Published April 22, 2004
LAS VEGAS – Many fear an anti-nuclear campaign now underway in Nevada may kill a project that survived five presidents and cost more than $8 billion.
About 50 years ago, American scientists recognized they had to do something about the growing problem of nuclear waste. They decided the best place wasn't under the ocean or in ice caps or on rockets sent into space, but underground. And in 1987, the federal government chose Yucca Mountain (search), 90 miles outside of Las Vegas.
Yucca Mountain was chosen because it is remote, secure and geologically solid, stable and nearly impervious to water.

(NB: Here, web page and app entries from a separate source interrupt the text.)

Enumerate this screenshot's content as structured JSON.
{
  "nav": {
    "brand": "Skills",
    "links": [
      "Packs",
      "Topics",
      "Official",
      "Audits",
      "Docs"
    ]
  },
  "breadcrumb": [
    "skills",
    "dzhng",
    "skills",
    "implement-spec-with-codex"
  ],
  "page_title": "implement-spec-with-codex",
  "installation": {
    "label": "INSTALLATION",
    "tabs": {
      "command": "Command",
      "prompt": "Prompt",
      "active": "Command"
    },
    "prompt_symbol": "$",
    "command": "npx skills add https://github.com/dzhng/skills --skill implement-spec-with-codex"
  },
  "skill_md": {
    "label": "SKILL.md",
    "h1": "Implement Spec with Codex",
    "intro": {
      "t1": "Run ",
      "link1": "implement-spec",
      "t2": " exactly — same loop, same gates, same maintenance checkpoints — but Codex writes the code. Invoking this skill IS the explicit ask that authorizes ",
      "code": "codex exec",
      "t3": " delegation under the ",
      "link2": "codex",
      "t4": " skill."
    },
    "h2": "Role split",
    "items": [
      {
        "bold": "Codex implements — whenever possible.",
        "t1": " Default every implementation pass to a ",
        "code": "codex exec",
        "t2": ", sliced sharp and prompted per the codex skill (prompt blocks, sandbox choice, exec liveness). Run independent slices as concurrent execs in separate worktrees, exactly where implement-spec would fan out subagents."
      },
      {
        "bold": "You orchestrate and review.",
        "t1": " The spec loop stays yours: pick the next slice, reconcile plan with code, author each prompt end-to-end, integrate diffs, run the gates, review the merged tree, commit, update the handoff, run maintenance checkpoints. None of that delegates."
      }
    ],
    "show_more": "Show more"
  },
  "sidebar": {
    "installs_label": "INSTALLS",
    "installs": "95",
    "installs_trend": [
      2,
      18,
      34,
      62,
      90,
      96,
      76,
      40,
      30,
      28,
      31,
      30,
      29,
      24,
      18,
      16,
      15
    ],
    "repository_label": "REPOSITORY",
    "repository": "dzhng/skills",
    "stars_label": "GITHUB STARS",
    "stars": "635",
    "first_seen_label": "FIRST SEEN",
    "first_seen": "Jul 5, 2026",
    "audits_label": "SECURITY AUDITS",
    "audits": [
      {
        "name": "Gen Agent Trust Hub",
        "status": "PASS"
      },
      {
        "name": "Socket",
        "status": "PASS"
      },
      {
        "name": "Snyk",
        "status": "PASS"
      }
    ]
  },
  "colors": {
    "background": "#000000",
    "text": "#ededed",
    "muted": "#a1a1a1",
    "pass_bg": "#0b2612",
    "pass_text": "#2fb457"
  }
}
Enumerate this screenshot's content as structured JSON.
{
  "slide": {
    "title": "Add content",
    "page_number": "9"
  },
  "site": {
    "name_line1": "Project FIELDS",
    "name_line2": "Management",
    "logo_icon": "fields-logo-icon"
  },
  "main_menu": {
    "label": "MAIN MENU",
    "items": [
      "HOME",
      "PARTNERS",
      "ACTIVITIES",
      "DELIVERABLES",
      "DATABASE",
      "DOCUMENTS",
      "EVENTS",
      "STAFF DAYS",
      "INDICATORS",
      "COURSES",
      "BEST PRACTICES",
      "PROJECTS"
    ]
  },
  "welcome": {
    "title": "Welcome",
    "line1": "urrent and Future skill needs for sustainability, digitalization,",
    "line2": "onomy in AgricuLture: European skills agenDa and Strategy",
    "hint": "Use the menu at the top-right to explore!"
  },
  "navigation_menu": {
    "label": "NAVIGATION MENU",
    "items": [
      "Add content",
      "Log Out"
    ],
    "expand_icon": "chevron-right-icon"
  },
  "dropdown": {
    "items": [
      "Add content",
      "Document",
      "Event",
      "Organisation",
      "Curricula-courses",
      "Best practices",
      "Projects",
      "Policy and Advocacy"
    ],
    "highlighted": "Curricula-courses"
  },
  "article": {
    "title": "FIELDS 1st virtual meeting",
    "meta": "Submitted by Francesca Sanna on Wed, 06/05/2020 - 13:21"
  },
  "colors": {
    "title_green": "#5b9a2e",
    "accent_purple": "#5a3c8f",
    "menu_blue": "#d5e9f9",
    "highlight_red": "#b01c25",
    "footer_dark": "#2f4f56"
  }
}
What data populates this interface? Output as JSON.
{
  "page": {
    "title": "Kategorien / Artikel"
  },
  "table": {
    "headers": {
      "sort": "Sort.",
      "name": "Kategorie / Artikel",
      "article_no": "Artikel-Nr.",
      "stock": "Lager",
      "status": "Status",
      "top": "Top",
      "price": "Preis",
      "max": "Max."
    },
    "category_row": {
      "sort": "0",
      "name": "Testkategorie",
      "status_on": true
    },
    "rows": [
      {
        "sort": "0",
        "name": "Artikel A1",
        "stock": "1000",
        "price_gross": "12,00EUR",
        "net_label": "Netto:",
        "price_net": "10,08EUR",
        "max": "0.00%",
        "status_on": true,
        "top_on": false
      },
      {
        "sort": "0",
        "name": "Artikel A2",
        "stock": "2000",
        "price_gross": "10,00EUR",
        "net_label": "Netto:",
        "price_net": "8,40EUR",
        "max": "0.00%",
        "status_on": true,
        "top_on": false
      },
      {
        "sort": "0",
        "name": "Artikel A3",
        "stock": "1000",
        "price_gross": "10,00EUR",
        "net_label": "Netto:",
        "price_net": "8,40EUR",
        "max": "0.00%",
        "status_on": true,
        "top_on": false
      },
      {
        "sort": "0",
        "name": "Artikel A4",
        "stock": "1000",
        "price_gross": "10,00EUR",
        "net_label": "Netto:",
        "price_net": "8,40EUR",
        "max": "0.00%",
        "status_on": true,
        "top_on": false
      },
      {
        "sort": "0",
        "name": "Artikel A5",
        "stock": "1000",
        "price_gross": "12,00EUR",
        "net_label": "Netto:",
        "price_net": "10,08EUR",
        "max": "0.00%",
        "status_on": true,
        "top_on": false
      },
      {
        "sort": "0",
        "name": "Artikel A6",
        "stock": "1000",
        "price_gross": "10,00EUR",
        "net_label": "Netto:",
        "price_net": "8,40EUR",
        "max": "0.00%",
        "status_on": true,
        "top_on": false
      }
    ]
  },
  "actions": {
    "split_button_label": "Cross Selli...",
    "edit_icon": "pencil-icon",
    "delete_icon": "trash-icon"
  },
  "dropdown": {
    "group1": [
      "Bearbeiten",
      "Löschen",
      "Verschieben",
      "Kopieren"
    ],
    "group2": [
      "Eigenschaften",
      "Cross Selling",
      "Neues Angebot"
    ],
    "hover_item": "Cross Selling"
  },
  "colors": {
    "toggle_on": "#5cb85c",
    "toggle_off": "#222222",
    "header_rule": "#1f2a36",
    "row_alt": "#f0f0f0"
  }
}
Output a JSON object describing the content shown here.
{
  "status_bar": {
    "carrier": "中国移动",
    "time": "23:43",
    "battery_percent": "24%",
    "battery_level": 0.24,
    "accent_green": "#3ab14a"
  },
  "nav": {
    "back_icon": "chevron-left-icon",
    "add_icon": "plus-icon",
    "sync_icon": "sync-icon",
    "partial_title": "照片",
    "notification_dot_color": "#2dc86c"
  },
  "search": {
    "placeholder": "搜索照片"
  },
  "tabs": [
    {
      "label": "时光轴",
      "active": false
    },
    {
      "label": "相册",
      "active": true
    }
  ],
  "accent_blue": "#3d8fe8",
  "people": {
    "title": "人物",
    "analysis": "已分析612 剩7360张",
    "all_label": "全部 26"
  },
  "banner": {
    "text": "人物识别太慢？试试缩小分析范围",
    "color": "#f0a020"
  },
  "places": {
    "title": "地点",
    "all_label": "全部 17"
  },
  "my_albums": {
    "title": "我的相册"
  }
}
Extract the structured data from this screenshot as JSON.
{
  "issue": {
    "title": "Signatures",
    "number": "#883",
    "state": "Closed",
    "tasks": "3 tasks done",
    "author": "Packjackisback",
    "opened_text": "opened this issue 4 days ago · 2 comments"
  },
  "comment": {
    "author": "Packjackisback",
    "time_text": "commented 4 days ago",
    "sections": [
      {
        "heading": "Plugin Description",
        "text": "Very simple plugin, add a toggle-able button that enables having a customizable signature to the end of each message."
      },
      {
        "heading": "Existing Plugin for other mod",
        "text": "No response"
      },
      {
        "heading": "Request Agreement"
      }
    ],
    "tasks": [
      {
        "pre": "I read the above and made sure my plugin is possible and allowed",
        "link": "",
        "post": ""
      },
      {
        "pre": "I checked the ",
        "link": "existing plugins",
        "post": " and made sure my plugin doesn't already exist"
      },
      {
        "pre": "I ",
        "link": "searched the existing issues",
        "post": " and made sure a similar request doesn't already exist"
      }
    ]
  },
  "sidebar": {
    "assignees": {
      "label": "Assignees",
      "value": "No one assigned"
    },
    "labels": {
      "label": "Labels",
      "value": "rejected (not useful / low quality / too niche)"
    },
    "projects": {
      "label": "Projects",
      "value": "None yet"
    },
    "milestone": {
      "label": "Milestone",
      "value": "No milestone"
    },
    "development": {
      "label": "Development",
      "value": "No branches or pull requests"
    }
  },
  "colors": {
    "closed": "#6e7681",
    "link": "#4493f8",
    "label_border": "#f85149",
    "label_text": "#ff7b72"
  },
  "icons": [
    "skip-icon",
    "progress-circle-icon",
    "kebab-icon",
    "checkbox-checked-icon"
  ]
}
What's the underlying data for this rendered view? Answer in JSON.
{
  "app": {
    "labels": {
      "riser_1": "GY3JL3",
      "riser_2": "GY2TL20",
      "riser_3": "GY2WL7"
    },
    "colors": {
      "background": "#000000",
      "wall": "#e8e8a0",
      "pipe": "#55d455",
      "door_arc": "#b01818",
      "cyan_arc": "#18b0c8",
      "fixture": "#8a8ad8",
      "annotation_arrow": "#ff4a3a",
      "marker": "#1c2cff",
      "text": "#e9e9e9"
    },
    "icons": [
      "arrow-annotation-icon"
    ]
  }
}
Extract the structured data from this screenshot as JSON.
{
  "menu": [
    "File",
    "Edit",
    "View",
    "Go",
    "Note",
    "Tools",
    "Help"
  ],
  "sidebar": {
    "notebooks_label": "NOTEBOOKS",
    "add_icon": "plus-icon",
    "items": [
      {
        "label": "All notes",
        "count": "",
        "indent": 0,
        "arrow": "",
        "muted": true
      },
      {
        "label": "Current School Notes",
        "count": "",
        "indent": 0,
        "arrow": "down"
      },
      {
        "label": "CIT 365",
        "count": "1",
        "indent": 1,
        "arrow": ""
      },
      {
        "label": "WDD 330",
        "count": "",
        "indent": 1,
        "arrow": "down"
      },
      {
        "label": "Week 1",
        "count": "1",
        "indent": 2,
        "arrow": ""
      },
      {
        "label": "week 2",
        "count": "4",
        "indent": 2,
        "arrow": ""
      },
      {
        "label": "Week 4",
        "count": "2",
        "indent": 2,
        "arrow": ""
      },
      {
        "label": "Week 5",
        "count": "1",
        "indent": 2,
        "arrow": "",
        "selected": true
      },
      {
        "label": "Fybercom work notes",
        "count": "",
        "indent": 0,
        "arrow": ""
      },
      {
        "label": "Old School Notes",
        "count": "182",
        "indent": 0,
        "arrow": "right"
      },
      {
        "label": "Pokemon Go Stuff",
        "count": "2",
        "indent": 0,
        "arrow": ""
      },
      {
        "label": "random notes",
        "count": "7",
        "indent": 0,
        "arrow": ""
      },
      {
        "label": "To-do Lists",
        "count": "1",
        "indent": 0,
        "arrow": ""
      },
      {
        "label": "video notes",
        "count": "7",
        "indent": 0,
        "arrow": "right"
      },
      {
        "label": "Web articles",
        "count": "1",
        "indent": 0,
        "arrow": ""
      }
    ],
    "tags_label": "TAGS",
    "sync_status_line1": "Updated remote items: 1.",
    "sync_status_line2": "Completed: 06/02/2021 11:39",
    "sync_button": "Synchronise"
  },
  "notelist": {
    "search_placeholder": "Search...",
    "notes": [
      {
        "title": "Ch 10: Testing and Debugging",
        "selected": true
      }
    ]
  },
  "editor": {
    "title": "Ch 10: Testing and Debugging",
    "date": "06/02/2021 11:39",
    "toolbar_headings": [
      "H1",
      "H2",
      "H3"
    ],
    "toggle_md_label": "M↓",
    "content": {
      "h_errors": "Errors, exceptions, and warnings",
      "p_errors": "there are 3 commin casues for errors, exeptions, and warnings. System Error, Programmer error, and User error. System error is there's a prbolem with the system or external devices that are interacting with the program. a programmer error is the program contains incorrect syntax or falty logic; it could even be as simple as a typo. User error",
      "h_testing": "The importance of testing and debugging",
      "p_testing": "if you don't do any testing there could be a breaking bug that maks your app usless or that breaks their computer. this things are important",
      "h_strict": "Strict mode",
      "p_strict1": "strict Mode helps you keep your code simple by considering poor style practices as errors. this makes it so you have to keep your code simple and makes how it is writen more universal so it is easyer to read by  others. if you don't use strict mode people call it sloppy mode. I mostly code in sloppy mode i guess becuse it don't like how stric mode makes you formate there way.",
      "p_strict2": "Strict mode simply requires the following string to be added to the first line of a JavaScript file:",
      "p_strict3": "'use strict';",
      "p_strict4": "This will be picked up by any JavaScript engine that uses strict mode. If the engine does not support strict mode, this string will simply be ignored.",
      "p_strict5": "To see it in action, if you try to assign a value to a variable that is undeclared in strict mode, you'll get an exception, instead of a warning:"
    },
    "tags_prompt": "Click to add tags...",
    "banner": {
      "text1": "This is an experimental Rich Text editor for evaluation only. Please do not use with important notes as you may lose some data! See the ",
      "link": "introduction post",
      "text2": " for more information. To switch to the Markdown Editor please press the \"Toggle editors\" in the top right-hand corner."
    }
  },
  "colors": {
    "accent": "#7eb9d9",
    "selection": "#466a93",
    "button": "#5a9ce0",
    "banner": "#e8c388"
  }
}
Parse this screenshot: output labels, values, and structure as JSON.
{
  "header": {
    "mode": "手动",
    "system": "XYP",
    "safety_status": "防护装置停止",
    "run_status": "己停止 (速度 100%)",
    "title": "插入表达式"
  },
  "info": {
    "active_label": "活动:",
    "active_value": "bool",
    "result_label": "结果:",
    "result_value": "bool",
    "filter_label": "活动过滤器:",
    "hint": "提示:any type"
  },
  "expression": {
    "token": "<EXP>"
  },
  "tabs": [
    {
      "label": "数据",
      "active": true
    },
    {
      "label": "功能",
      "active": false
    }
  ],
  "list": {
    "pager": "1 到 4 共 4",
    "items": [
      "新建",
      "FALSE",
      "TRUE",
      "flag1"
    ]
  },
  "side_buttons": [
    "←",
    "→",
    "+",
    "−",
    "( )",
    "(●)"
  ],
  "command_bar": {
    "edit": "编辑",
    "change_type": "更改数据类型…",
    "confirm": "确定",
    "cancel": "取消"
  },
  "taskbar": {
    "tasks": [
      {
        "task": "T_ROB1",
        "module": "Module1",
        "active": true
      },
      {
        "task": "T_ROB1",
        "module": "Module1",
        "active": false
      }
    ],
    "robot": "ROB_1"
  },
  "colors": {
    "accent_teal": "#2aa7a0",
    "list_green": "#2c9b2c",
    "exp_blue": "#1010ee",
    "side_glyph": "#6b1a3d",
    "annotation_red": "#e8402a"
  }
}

"Of the places I am familiar with, Yucca Mountain is the best. I haven't seen any qualities of this mountain that would be unfavorable to the safe disposal of nuclear waste here," said David Merritt, a Yucca Mountain geologist.
But critics say they aren't convinced, and are doing what they can to stop the project from moving forward.
"We don't know what kind of poison we are putting into the environment," said Peggy Maze Johnson of Citizen Alert (search).
In December, the Energy Department will ask the Nuclear Regulatory Commission (search) for a license to finish construction — a prerequisite before the commission will even consider industry and administration plans to build new nuclear power plants.
Click here for a report by Fox News' William La Jeunesse.